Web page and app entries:
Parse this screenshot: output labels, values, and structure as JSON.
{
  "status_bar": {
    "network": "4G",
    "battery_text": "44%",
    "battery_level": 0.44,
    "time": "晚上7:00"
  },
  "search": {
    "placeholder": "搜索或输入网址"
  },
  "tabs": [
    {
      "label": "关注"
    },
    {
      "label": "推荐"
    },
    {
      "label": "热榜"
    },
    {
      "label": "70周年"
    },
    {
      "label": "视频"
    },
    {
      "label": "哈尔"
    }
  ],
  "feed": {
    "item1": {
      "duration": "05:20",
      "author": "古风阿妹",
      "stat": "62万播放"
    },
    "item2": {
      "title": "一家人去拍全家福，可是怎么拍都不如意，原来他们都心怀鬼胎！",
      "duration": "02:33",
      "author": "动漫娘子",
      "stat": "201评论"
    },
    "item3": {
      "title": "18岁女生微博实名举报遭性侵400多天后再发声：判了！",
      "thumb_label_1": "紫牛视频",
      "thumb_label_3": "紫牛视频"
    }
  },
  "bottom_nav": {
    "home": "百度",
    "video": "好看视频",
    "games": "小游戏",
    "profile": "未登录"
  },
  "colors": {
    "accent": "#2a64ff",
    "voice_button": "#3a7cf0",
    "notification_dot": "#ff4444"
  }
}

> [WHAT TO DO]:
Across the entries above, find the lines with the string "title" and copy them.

> [ANSWER TO THE EXERCISE]:
      "title": "一家人去拍全家福，可是怎么拍都不如意，原来他们都心怀鬼胎！",
      "title": "18岁女生微博实名举报遭性侵400多天后再发声：判了！",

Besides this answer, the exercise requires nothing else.